Your instructions: An exact copy of the records below is required, and it must contain no pictures.

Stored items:
══════
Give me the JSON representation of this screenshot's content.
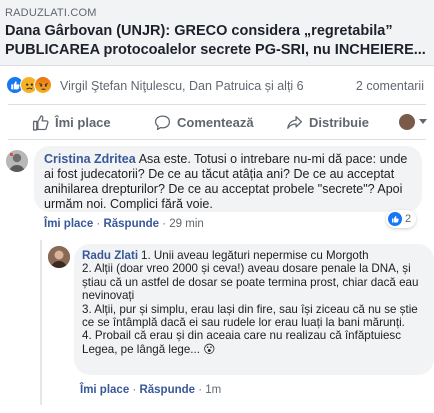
{
  "link": {
    "domain": "RADUZLATI.COM",
    "headline_line1": "Dana Gârbovan (UNJR): GRECO considera „regretabila”",
    "headline_line2": "PUBLICAREA protocoalelor secrete PG-SRI, nu INCHEIERE..."
  },
  "reactions": {
    "icons": [
      "like-icon",
      "sad-icon",
      "angry-icon"
    ],
    "names": "Virgil Ştefan Niţulescu, Dan Patruica și alți 6",
    "comments_count": "2 comentarii"
  },
  "actions": {
    "like": "Îmi place",
    "comment": "Comentează",
    "share": "Distribuie"
  },
  "comments": [
    {
      "author": "Cristina Zdritea",
      "text": "Asa este. Totusi o intrebare nu-mi dă pace: unde ai fost judecatorii? De ce au tăcut atâția ani? De ce au acceptat anihilarea drepturilor? De ce au acceptat probele \"secrete\"? Apoi urmăm noi. Complici fără voie.",
      "like_label": "Îmi place",
      "reply_label": "Răspunde",
      "time": "29 min",
      "reaction_count": "2"
    },
    {
      "author": "Radu Zlati",
      "lines": [
        "1. Unii aveau legături nepermise cu Morgoth",
        "2. Alții (doar vreo 2000 și ceva!) aveau dosare penale la DNA, și știau că un astfel de dosar se poate termina prost, chiar dacă eau nevinovați",
        "3. Alții, pur și simplu, erau lași din fire, sau își ziceau că nu se știe ce se întâmplă dacă ei sau rudele lor erau luați la bani mărunți.",
        "4. Probail că erau și din aceaia care nu realizau că înfăptuiesc Legea, pe lângă lege... 😮"
      ],
      "like_label": "Îmi place",
      "reply_label": "Răspunde",
      "time": "1m"
    }
  ],
  "colors": {
    "link_blue": "#385898",
    "like_blue": "#1877f2",
    "muted": "#606770",
    "bubble_bg": "#f2f3f5"
  }
}
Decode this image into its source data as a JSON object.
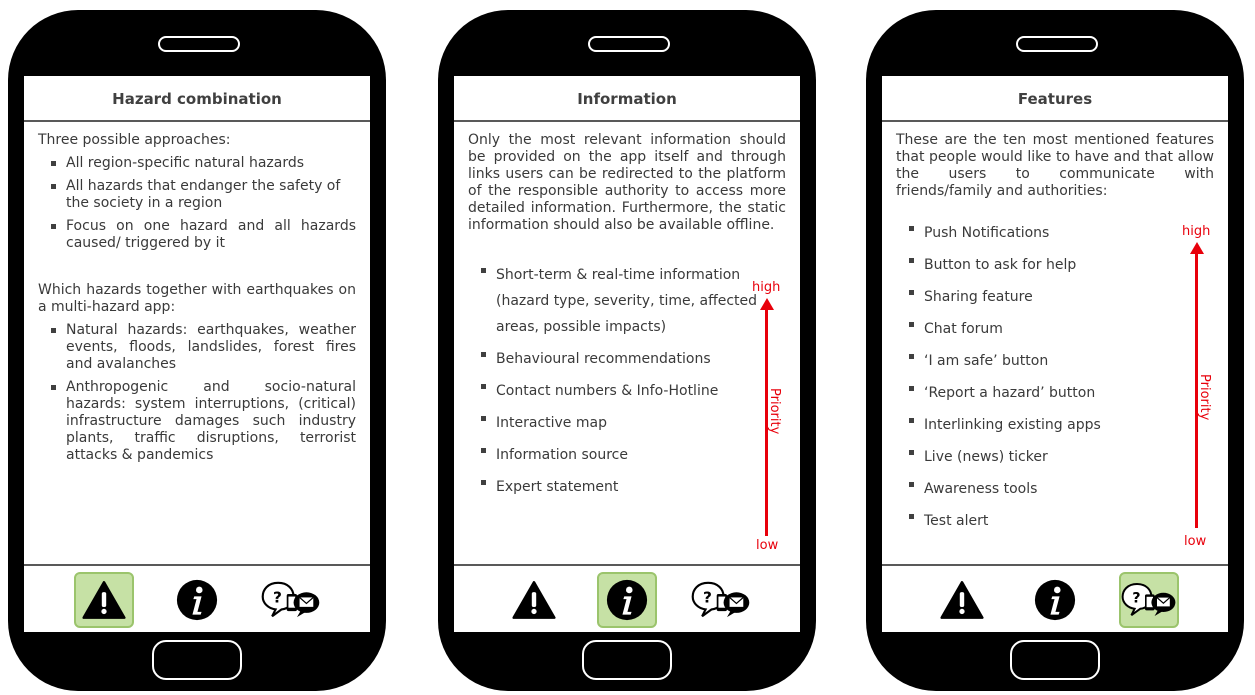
{
  "colors": {
    "accent_red": "#e8000b",
    "active_tab": "#c6e1a5",
    "phone_body": "#000000"
  },
  "phone1": {
    "title": "Hazard combination",
    "intro": "Three possible approaches:",
    "approaches": [
      "All region-specific natural hazards",
      "All hazards that endanger the safety of the society in a region",
      "Focus on one hazard and all hazards caused/ triggered by it"
    ],
    "question": "Which hazards together with earthquakes on a multi-hazard app:",
    "answers": [
      "Natural hazards: earthquakes, weather events, floods, landslides, forest fires and avalanches",
      "Anthropogenic and socio-natural hazards: system interruptions, (critical) infrastructure damages such industry plants, traffic disruptions, terrorist attacks & pandemics"
    ]
  },
  "phone2": {
    "title": "Information",
    "intro": "Only the most relevant information should be provided on the app itself and through links users can be redirected to the platform of the responsible authority to access more detailed information. Furthermore, the static information should also be available offline.",
    "items": [
      "Short-term & real-time information (hazard type, severity, time, affected areas, possible impacts)",
      "Behavioural recommendations",
      "Contact numbers & Info-Hotline",
      "Interactive map",
      "Information source",
      "Expert statement"
    ],
    "priority": {
      "high": "high",
      "low": "low",
      "label": "Priority"
    }
  },
  "phone3": {
    "title": "Features",
    "intro": "These are the ten most mentioned features that people would like to have and that allow the users to communicate with friends/family and authorities:",
    "items": [
      "Push Notifications",
      "Button to ask for help",
      "Sharing feature",
      "Chat forum",
      "‘I am safe’ button",
      "‘Report a hazard’ button",
      "Interlinking existing apps",
      "Live (news) ticker",
      "Awareness tools",
      "Test alert"
    ],
    "priority": {
      "high": "high",
      "low": "low",
      "label": "Priority"
    }
  },
  "nav": {
    "icons": [
      "warning-icon",
      "info-icon",
      "chat-icon"
    ],
    "active": [
      "warning-icon",
      "info-icon",
      "chat-icon"
    ]
  }
}
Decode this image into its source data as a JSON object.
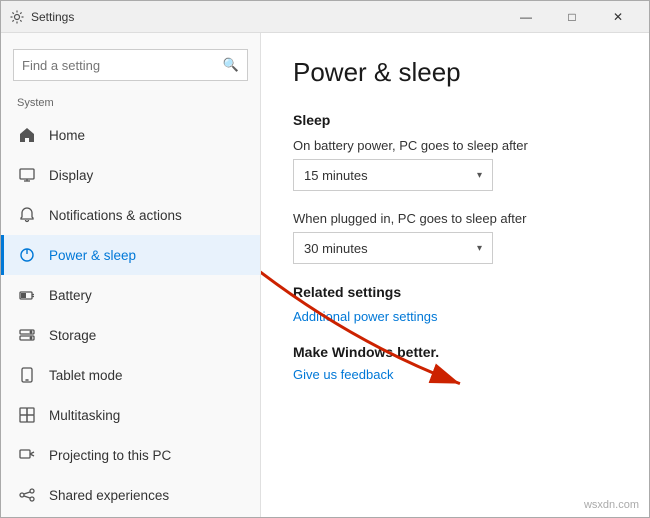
{
  "window": {
    "title": "Settings",
    "controls": {
      "minimize": "—",
      "maximize": "□",
      "close": "✕"
    }
  },
  "sidebar": {
    "search_placeholder": "Find a setting",
    "section_label": "System",
    "items": [
      {
        "id": "home",
        "label": "Home",
        "icon": "home"
      },
      {
        "id": "display",
        "label": "Display",
        "icon": "display"
      },
      {
        "id": "notifications",
        "label": "Notifications & actions",
        "icon": "notifications"
      },
      {
        "id": "power",
        "label": "Power & sleep",
        "icon": "power",
        "active": true
      },
      {
        "id": "battery",
        "label": "Battery",
        "icon": "battery"
      },
      {
        "id": "storage",
        "label": "Storage",
        "icon": "storage"
      },
      {
        "id": "tablet",
        "label": "Tablet mode",
        "icon": "tablet"
      },
      {
        "id": "multitasking",
        "label": "Multitasking",
        "icon": "multitasking"
      },
      {
        "id": "projecting",
        "label": "Projecting to this PC",
        "icon": "projecting"
      },
      {
        "id": "shared",
        "label": "Shared experiences",
        "icon": "shared"
      }
    ]
  },
  "main": {
    "page_title": "Power & sleep",
    "sleep_section": {
      "title": "Sleep",
      "battery_label": "On battery power, PC goes to sleep after",
      "battery_value": "15 minutes",
      "plugged_label": "When plugged in, PC goes to sleep after",
      "plugged_value": "30 minutes"
    },
    "related_settings": {
      "title": "Related settings",
      "link_label": "Additional power settings"
    },
    "make_windows": {
      "title": "Make Windows better.",
      "link_label": "Give us feedback"
    }
  },
  "watermark": "wsxdn.com"
}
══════
Result of this task:
Give me the JSON representation of this screenshot's content.
{
  "link": {
    "domain": "RADUZLATI.COM",
    "headline_line1": "Dana Gârbovan (UNJR): GRECO considera „regretabila”",
    "headline_line2": "PUBLICAREA protocoalelor secrete PG-SRI, nu INCHEIERE..."
  },
  "reactions": {
    "icons": [
      "like-icon",
      "sad-icon",
      "angry-icon"
    ],
    "names": "Virgil Ştefan Niţulescu, Dan Patruica și alți 6",
    "comments_count": "2 comentarii"
  },
  "actions": {
    "like": "Îmi place",
    "comment": "Comentează",
    "share": "Distribuie"
  },
  "comments": [
    {
      "author": "Cristina Zdritea",
      "text": "Asa este. Totusi o intrebare nu-mi dă pace: unde ai fost judecatorii? De ce au tăcut atâția ani? De ce au acceptat anihilarea drepturilor? De ce au acceptat probele \"secrete\"? Apoi urmăm noi. Complici fără voie.",
      "like_label": "Îmi place",
      "reply_label": "Răspunde",
      "time": "29 min",
      "reaction_count": "2"
    },
    {
      "author": "Radu Zlati",
      "lines": [
        "1. Unii aveau legături nepermise cu Morgoth",
        "2. Alții (doar vreo 2000 și ceva!) aveau dosare penale la DNA, și știau că un astfel de dosar se poate termina prost, chiar dacă eau nevinovați",
        "3. Alții, pur și simplu, erau lași din fire, sau își ziceau că nu se știe ce se întâmplă dacă ei sau rudele lor erau luați la bani mărunți.",
        "4. Probail că erau și din aceaia care nu realizau că înfăptuiesc Legea, pe lângă lege... 😮"
      ],
      "like_label": "Îmi place",
      "reply_label": "Răspunde",
      "time": "1m"
    }
  ],
  "colors": {
    "link_blue": "#385898",
    "like_blue": "#1877f2",
    "muted": "#606770",
    "bubble_bg": "#f2f3f5"
  }
}
Decode this image into its source data as a JSON object.
{
  "colors": {
    "accent_red": "#e8000b",
    "active_tab": "#c6e1a5",
    "phone_body": "#000000"
  },
  "phone1": {
    "title": "Hazard combination",
    "intro": "Three possible approaches:",
    "approaches": [
      "All region-specific natural hazards",
      "All hazards that endanger the safety of the society in a region",
      "Focus on one hazard and all hazards caused/ triggered by it"
    ],
    "question": "Which hazards together with earthquakes on a multi-hazard app:",
    "answers": [
      "Natural hazards: earthquakes, weather events, floods, landslides, forest fires and avalanches",
      "Anthropogenic and socio-natural hazards: system interruptions, (critical) infrastructure damages such industry plants, traffic disruptions, terrorist attacks & pandemics"
    ]
  },
  "phone2": {
    "title": "Information",
    "intro": "Only the most relevant information should be provided on the app itself and through links users can be redirected to the platform of the responsible authority to access more detailed information. Furthermore, the static information should also be available offline.",
    "items": [
      "Short-term & real-time information (hazard type, severity, time, affected areas, possible impacts)",
      "Behavioural recommendations",
      "Contact numbers & Info-Hotline",
      "Interactive map",
      "Information source",
      "Expert statement"
    ],
    "priority": {
      "high": "high",
      "low": "low",
      "label": "Priority"
    }
  },
  "phone3": {
    "title": "Features",
    "intro": "These are the ten most mentioned features that people would like to have and that allow the users to communicate with friends/family and authorities:",
    "items": [
      "Push Notifications",
      "Button to ask for help",
      "Sharing feature",
      "Chat forum",
      "‘I am safe’ button",
      "‘Report a hazard’ button",
      "Interlinking existing apps",
      "Live (news) ticker",
      "Awareness tools",
      "Test alert"
    ],
    "priority": {
      "high": "high",
      "low": "low",
      "label": "Priority"
    }
  },
  "nav": {
    "icons": [
      "warning-icon",
      "info-icon",
      "chat-icon"
    ],
    "active": [
      "warning-icon",
      "info-icon",
      "chat-icon"
    ]
  }
}
Decode this image into its source data as a JSON object.
{
  "window": {
    "title": "Settings",
    "controls": {
      "minimize": "—",
      "maximize": "□",
      "close": "✕"
    }
  },
  "sidebar": {
    "search_placeholder": "Find a setting",
    "section_label": "System",
    "items": [
      {
        "id": "home",
        "label": "Home",
        "icon": "home"
      },
      {
        "id": "display",
        "label": "Display",
        "icon": "display"
      },
      {
        "id": "notifications",
        "label": "Notifications & actions",
        "icon": "notifications"
      },
      {
        "id": "power",
        "label": "Power & sleep",
        "icon": "power",
        "active": true
      },
      {
        "id": "battery",
        "label": "Battery",
        "icon": "battery"
      },
      {
        "id": "storage",
        "label": "Storage",
        "icon": "storage"
      },
      {
        "id": "tablet",
        "label": "Tablet mode",
        "icon": "tablet"
      },
      {
        "id": "multitasking",
        "label": "Multitasking",
        "icon": "multitasking"
      },
      {
        "id": "projecting",
        "label": "Projecting to this PC",
        "icon": "projecting"
      },
      {
        "id": "shared",
        "label": "Shared experiences",
        "icon": "shared"
      }
    ]
  },
  "main": {
    "page_title": "Power & sleep",
    "sleep_section": {
      "title": "Sleep",
      "battery_label": "On battery power, PC goes to sleep after",
      "battery_value": "15 minutes",
      "plugged_label": "When plugged in, PC goes to sleep after",
      "plugged_value": "30 minutes"
    },
    "related_settings": {
      "title": "Related settings",
      "link_label": "Additional power settings"
    },
    "make_windows": {
      "title": "Make Windows better.",
      "link_label": "Give us feedback"
    }
  },
  "watermark": "wsxdn.com"
}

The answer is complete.